MTTH was involved in the design of the study, data analysis, data interpretation, and drafting the manuscript. SJ was involved in data extraction, data interpretation and drafting the manuscript. MRM was involved in the design of the study, data analysis, data interpretation, and drafting the manuscript. PB, LCS, AV, MS, JF, DLS were involved in the design of the study, data interpretation and reviewing of the drafts. All the authors had reviewed and approved the final version of the draft.

Corresponding author

Correspondence to Myint Tin Tin Htar.

Ethics declarations

Ethics approval and consent to participate

Not applicable.

Consent for publication

Not applicable.

Competing interests

M. Tin Tin Htar, L.C. Serra, A. Vyse, J. Findlow, D. L. Swerdlow, P. Balmer are employees of Pfizer Inc. and hold company shares. S. Jackson and M. Riera-Montes are employees of P-95 Epidemiology and Pharmacovigilance, Leuven, Belgium and this work was funded by Pfizer.
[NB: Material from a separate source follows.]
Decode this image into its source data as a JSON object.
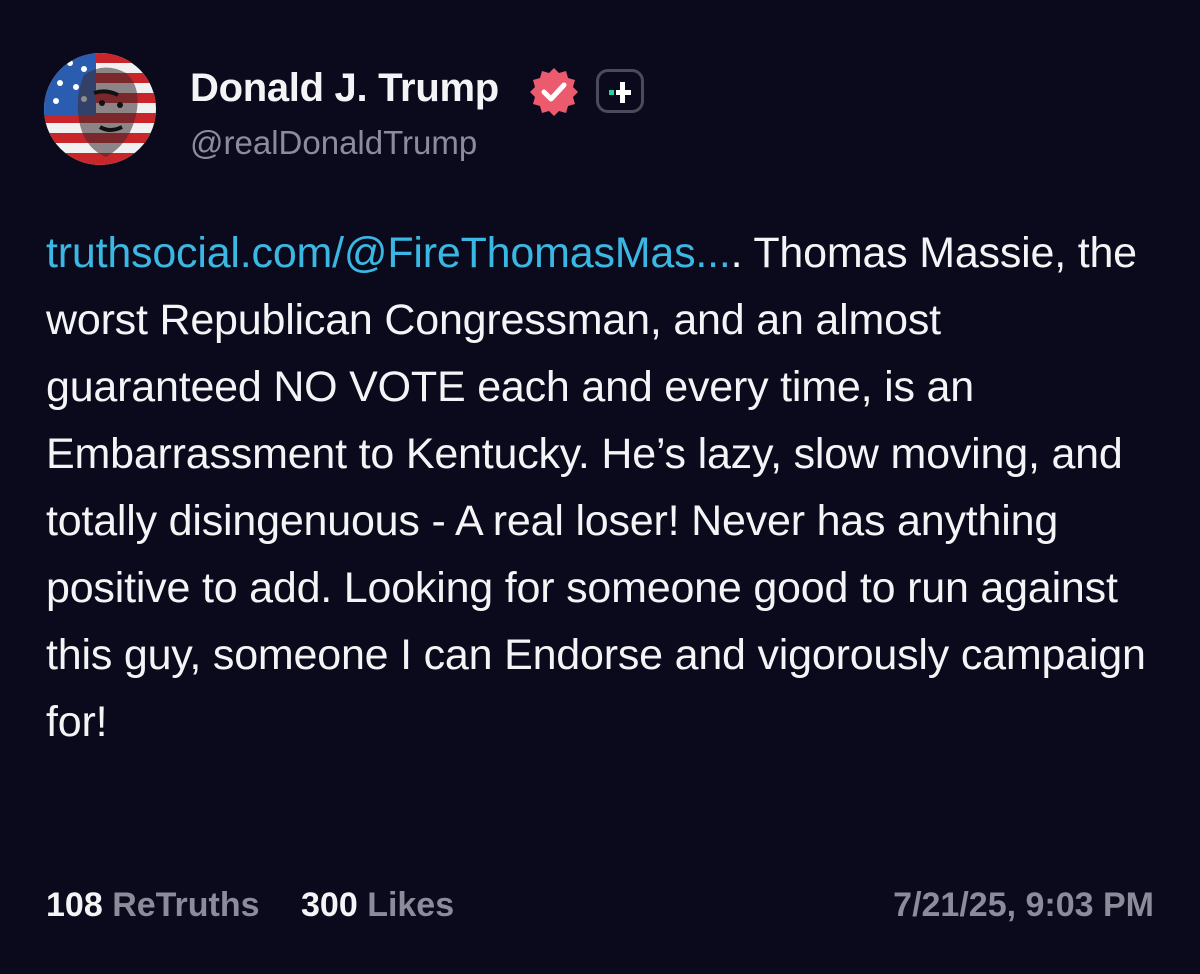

M. Slack has received personal fees from GSK, Pfizer, AstraZeneca and Sanofi Pasteur as a speaker at international meetings and as a member of advisory boards (outside the scope of the submitted work). She has also worked as a contractor for Pfizer.

Additional information

Publisher’s Note

Springer Nature remains neutral with regard to jurisdictional claims in published maps and institutional affiliations.

Supplementary Information

Additional file 1.

Full protocol.

Additional file 2: Supplementary figure 1.

Vaccine effectiveness of MCCV in other countries. Supplementary Table 1. Summary characteristics of the studies included in the review.

Rights and permissions

Open Access This article is licensed under a Creative Commons Attribution 4.0 International License, which permits use, sharing, adaptation, distribution and reproduction in any medium or format, as long as you give appropriate credit to the original author(s) and the source, provide a link to the Creative Commons licence, and indicate if changes were made. The images or other third party material in this article are included in the article's Creative Commons licence, unless indicated otherwise in a credit line to the material. If material is not included in the article's Creative Commons licence and your intended use is not permitted by statutory regulation or exceeds the permitted use, you will need to obtain permission directly from the copyright holder. To view a copy of this licence, visit The Creative Commons Public Domain Dedication waiver ( applies to the data made available in this article, unless otherwise stated in a credit line to the data.

Reprints and permissions

About this article

Check for updates. Verify currency and authenticity via CrossMark

Cite this article

Tin Tin Htar, M., Jackson, S., Balmer, P. et al. Systematic literature review of the impact and effectiveness of monovalent meningococcal C conjugated vaccines when used in routine immunization programs. BMC Public Health 20, 1890 (2020).

Download citation

  • Received:

  • Accepted:

  • Published:

  • DOI: